* [Problem] Repeat all of the data below word for word, keeping no images.

* [Given entries]
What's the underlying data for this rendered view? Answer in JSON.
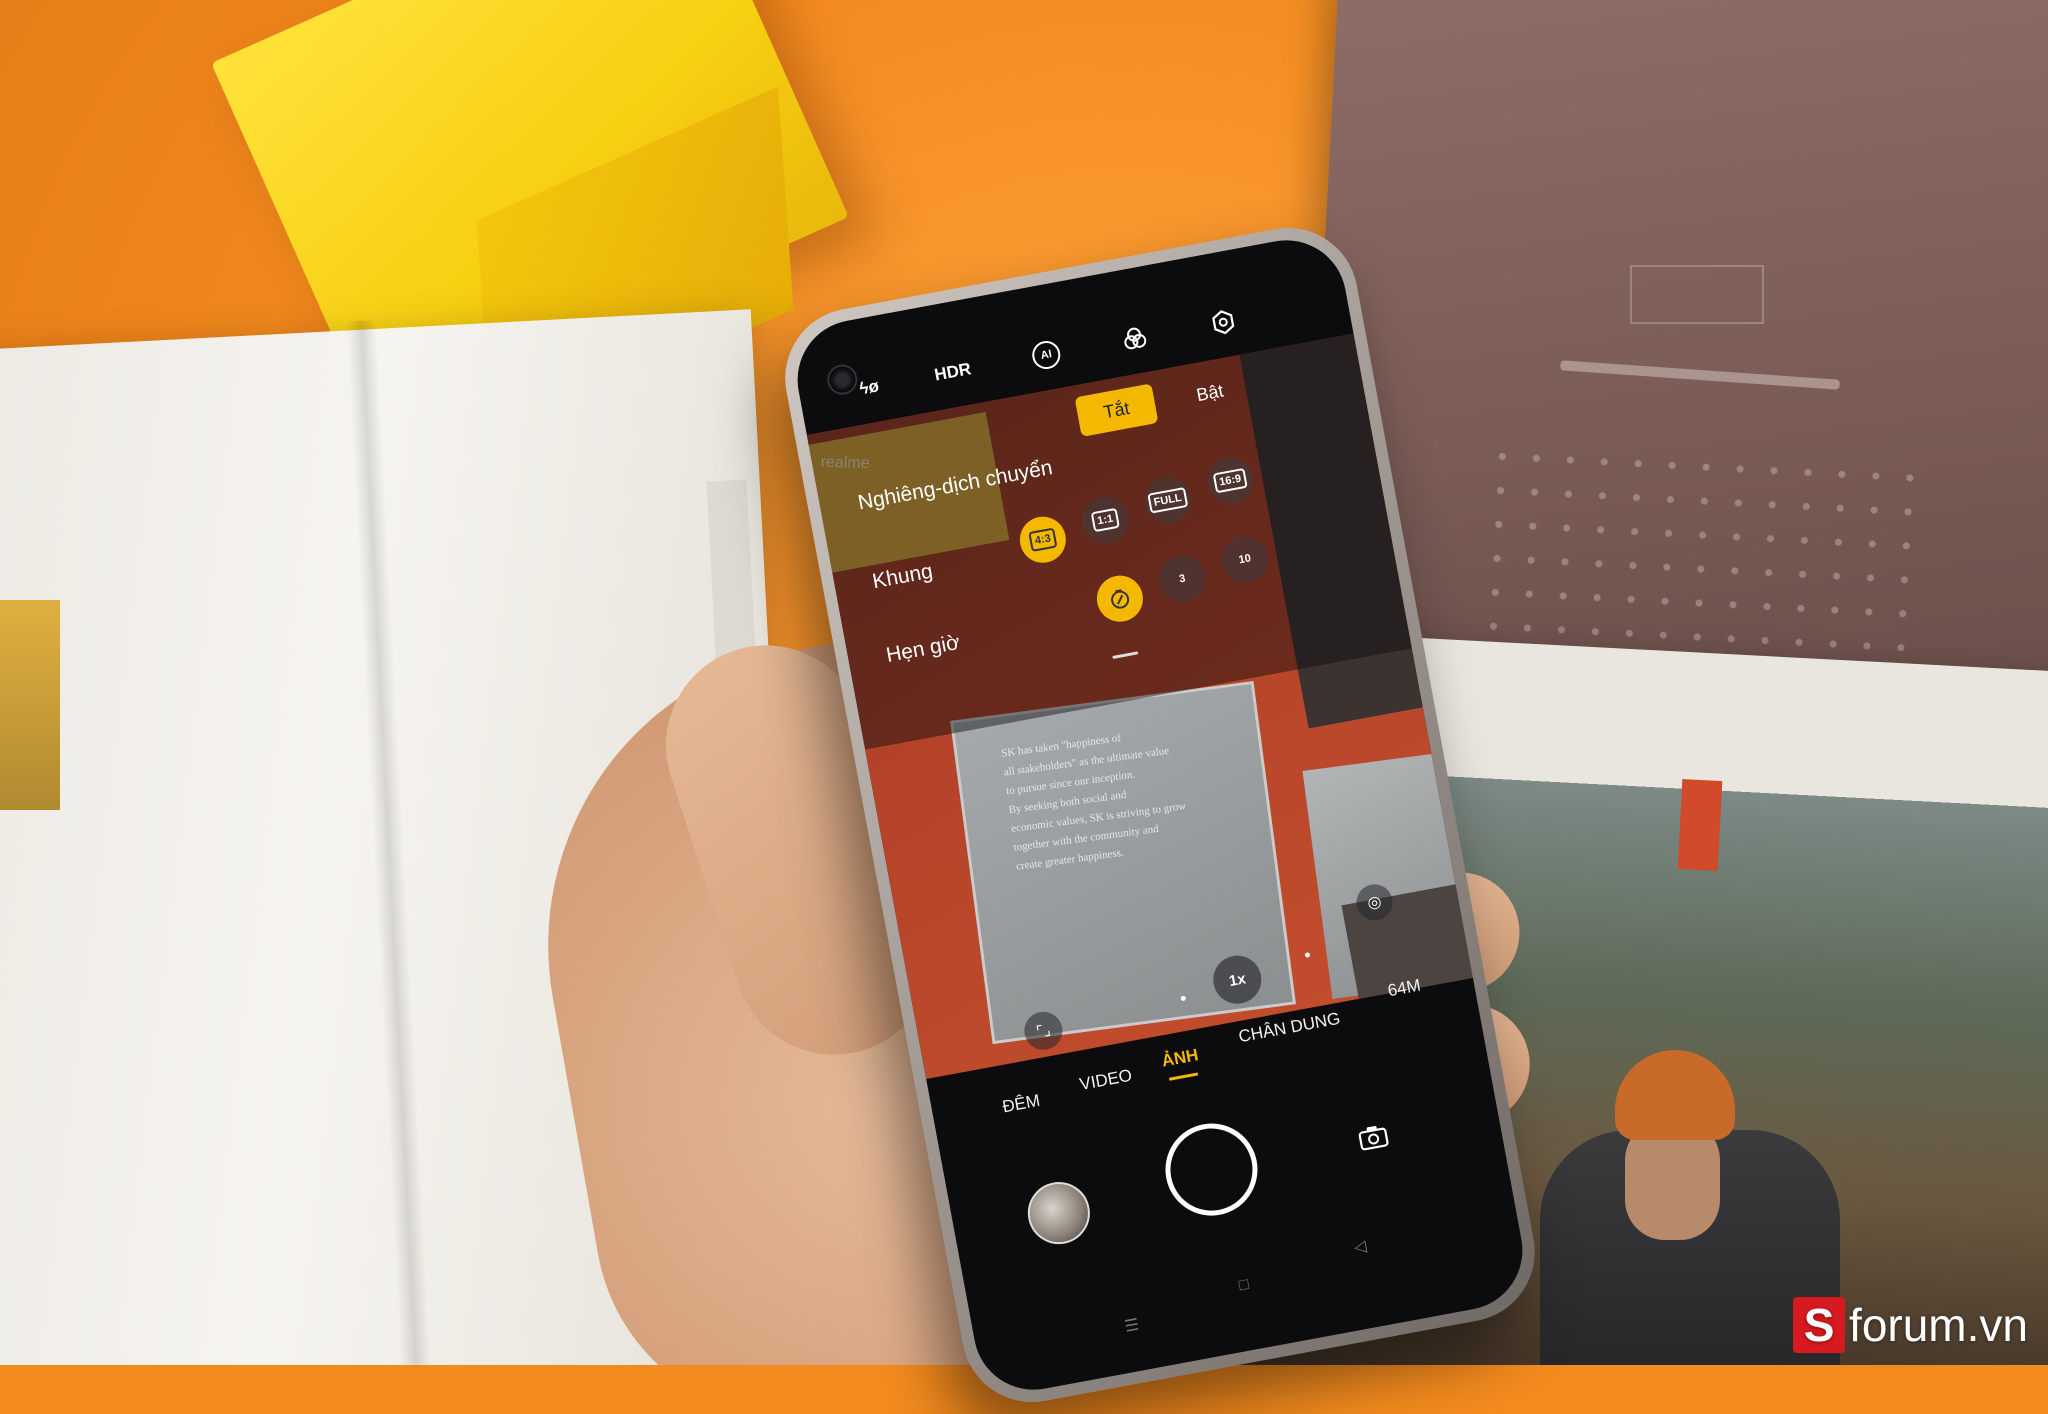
{
  "camera": {
    "topbar": {
      "flash_label": "ϟø",
      "hdr_label": "HDR",
      "ai_label": "AI"
    },
    "panel": {
      "rows": {
        "tilt_shift": "Nghiêng-dịch chuyển",
        "frame": "Khung",
        "timer": "Hẹn giờ"
      },
      "toggle": {
        "off": "Tắt",
        "on": "Bật",
        "selected": "Tắt"
      },
      "ratios": [
        "4:3",
        "1:1",
        "FULL",
        "16:9"
      ],
      "timers": [
        "3",
        "10"
      ]
    },
    "zoom_label": "1x",
    "modes": [
      "ĐÊM",
      "VIDEO",
      "ẢNH",
      "CHÂN DUNG",
      "64M"
    ],
    "active_mode": "ẢNH",
    "accent": "#f5b800"
  },
  "scene": {
    "phone_brand_text": "realme",
    "paper_text": [
      "SK has taken \"happiness of",
      "all stakeholders\" as the ultimate value",
      "to pursue since our inception.",
      "By seeking both social and",
      "economic values, SK is striving to grow",
      "together with the community and",
      "create greater happiness."
    ]
  },
  "watermark": {
    "logo_letter": "S",
    "text": "forum.vn",
    "color": "#d71920"
  }
}
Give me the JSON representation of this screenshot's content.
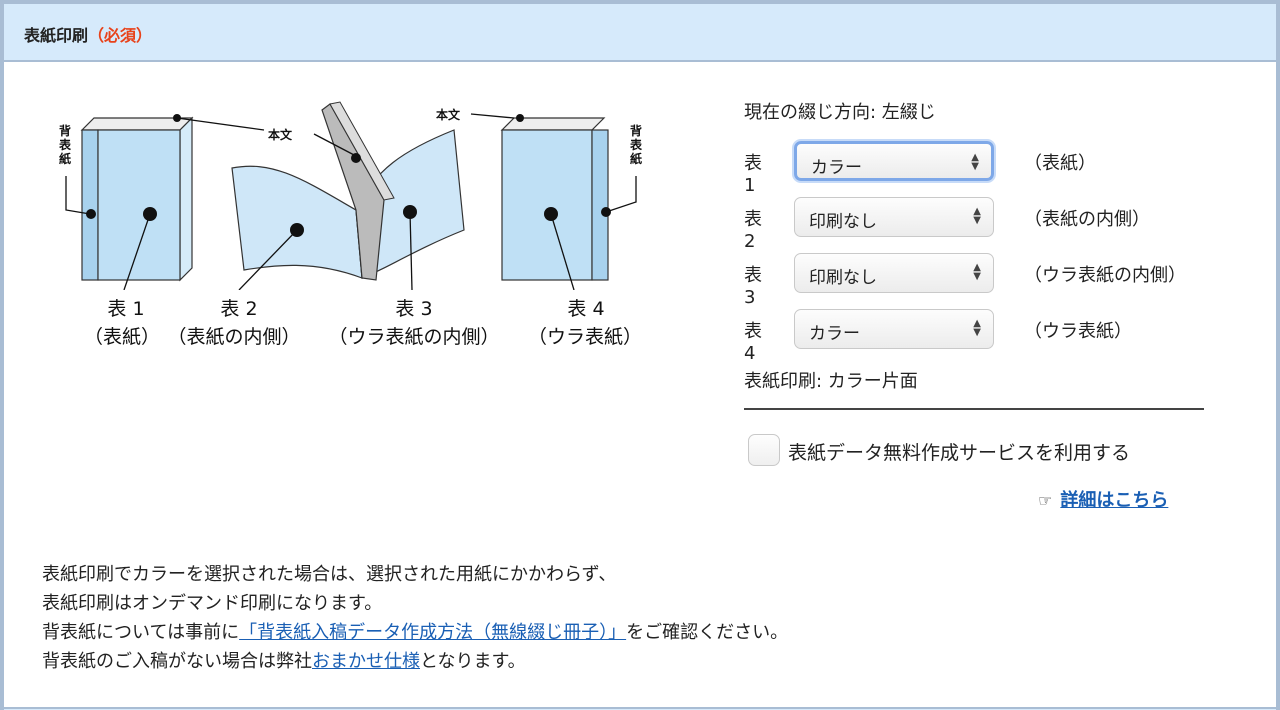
{
  "header": {
    "title": "表紙印刷",
    "required": "（必須）"
  },
  "illustration": {
    "honbun_label": "本文",
    "spine_label": [
      "背",
      "表",
      "紙"
    ],
    "covers": [
      {
        "num": "表 1",
        "desc": "（表紙）"
      },
      {
        "num": "表 2",
        "desc": "（表紙の内側）"
      },
      {
        "num": "表 3",
        "desc": "（ウラ表紙の内側）"
      },
      {
        "num": "表 4",
        "desc": "（ウラ表紙）"
      }
    ]
  },
  "binding_direction": "現在の綴じ方向: 左綴じ",
  "rows": [
    {
      "label": "表1",
      "value": "カラー",
      "desc": "（表紙）"
    },
    {
      "label": "表2",
      "value": "印刷なし",
      "desc": "（表紙の内側）"
    },
    {
      "label": "表3",
      "value": "印刷なし",
      "desc": "（ウラ表紙の内側）"
    },
    {
      "label": "表4",
      "value": "カラー",
      "desc": "（ウラ表紙）"
    }
  ],
  "cover_summary": "表紙印刷: カラー片面",
  "checkbox_label": "表紙データ無料作成サービスを利用する",
  "detail_link": "詳細はこちら",
  "notes": {
    "line1": "表紙印刷でカラーを選択された場合は、選択された用紙にかかわらず、",
    "line2": "表紙印刷はオンデマンド印刷になります。",
    "line3_pre": "背表紙については事前に",
    "line3_link": "「背表紙入稿データ作成方法（無線綴じ冊子）」",
    "line3_post": "をご確認ください。",
    "line4_pre": "背表紙のご入稿がない場合は弊社",
    "line4_link": "おまかせ仕様",
    "line4_post": "となります。"
  },
  "colors": {
    "header_bg": "#d6eafb",
    "border": "#a9bdd4",
    "link": "#1a5fb4",
    "required": "#e8421a",
    "book_blue": "#bfe0f5"
  }
}
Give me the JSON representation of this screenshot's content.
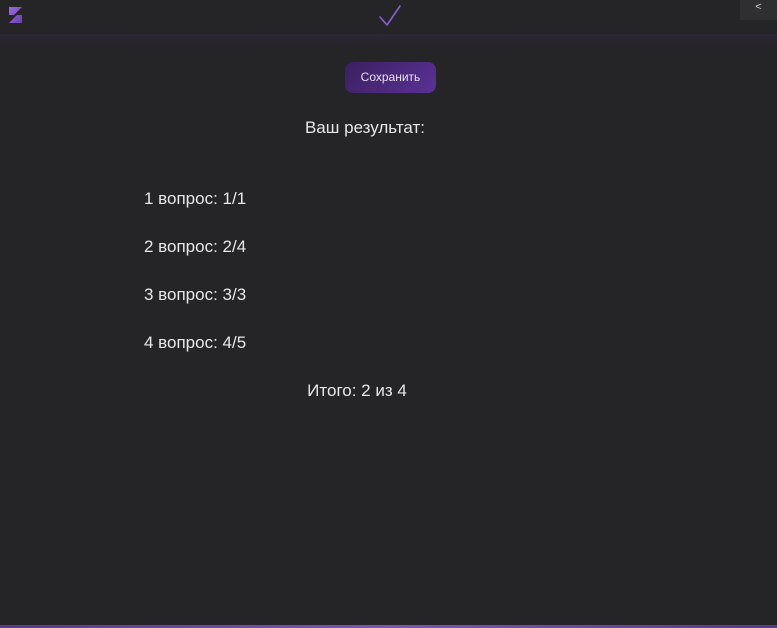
{
  "header": {
    "logo_icon": "z-logo-icon",
    "center_icon": "checkmark-icon",
    "back_label": "<"
  },
  "actions": {
    "save_label": "Сохранить"
  },
  "results": {
    "title": "Ваш результат:",
    "questions": [
      "1 вопрос: 1/1",
      "2 вопрос: 2/4",
      "3 вопрос: 3/3",
      "4 вопрос: 4/5"
    ],
    "total": "Итого: 2 из 4"
  },
  "colors": {
    "background": "#252427",
    "accent": "#5b3296",
    "text": "#e8e8e8"
  }
}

* [Response to this exercise]
What's the underlying data for this rendered view? Answer in JSON.
{
  "camera": {
    "topbar": {
      "flash_label": "ϟø",
      "hdr_label": "HDR",
      "ai_label": "AI"
    },
    "panel": {
      "rows": {
        "tilt_shift": "Nghiêng-dịch chuyển",
        "frame": "Khung",
        "timer": "Hẹn giờ"
      },
      "toggle": {
        "off": "Tắt",
        "on": "Bật",
        "selected": "Tắt"
      },
      "ratios": [
        "4:3",
        "1:1",
        "FULL",
        "16:9"
      ],
      "timers": [
        "3",
        "10"
      ]
    },
    "zoom_label": "1x",
    "modes": [
      "ĐÊM",
      "VIDEO",
      "ẢNH",
      "CHÂN DUNG",
      "64M"
    ],
    "active_mode": "ẢNH",
    "accent": "#f5b800"
  },
  "scene": {
    "phone_brand_text": "realme",
    "paper_text": [
      "SK has taken \"happiness of",
      "all stakeholders\" as the ultimate value",
      "to pursue since our inception.",
      "By seeking both social and",
      "economic values, SK is striving to grow",
      "together with the community and",
      "create greater happiness."
    ]
  },
  "watermark": {
    "logo_letter": "S",
    "text": "forum.vn",
    "color": "#d71920"
  }
}
Give me the JSON representation of this screenshot's content.
{
  "header": {
    "title": "表紙印刷",
    "required": "（必須）"
  },
  "illustration": {
    "honbun_label": "本文",
    "spine_label": [
      "背",
      "表",
      "紙"
    ],
    "covers": [
      {
        "num": "表 1",
        "desc": "（表紙）"
      },
      {
        "num": "表 2",
        "desc": "（表紙の内側）"
      },
      {
        "num": "表 3",
        "desc": "（ウラ表紙の内側）"
      },
      {
        "num": "表 4",
        "desc": "（ウラ表紙）"
      }
    ]
  },
  "binding_direction": "現在の綴じ方向: 左綴じ",
  "rows": [
    {
      "label": "表1",
      "value": "カラー",
      "desc": "（表紙）"
    },
    {
      "label": "表2",
      "value": "印刷なし",
      "desc": "（表紙の内側）"
    },
    {
      "label": "表3",
      "value": "印刷なし",
      "desc": "（ウラ表紙の内側）"
    },
    {
      "label": "表4",
      "value": "カラー",
      "desc": "（ウラ表紙）"
    }
  ],
  "cover_summary": "表紙印刷: カラー片面",
  "checkbox_label": "表紙データ無料作成サービスを利用する",
  "detail_link": "詳細はこちら",
  "notes": {
    "line1": "表紙印刷でカラーを選択された場合は、選択された用紙にかかわらず、",
    "line2": "表紙印刷はオンデマンド印刷になります。",
    "line3_pre": "背表紙については事前に",
    "line3_link": "「背表紙入稿データ作成方法（無線綴じ冊子）」",
    "line3_post": "をご確認ください。",
    "line4_pre": "背表紙のご入稿がない場合は弊社",
    "line4_link": "おまかせ仕様",
    "line4_post": "となります。"
  },
  "colors": {
    "header_bg": "#d6eafb",
    "border": "#a9bdd4",
    "link": "#1a5fb4",
    "required": "#e8421a",
    "book_blue": "#bfe0f5"
  }
}
Give me the JSON representation of this screenshot's content.
{
  "header": {
    "logo_icon": "z-logo-icon",
    "center_icon": "checkmark-icon",
    "back_label": "<"
  },
  "actions": {
    "save_label": "Сохранить"
  },
  "results": {
    "title": "Ваш результат:",
    "questions": [
      "1 вопрос: 1/1",
      "2 вопрос: 2/4",
      "3 вопрос: 3/3",
      "4 вопрос: 4/5"
    ],
    "total": "Итого: 2 из 4"
  },
  "colors": {
    "background": "#252427",
    "accent": "#5b3296",
    "text": "#e8e8e8"
  }
}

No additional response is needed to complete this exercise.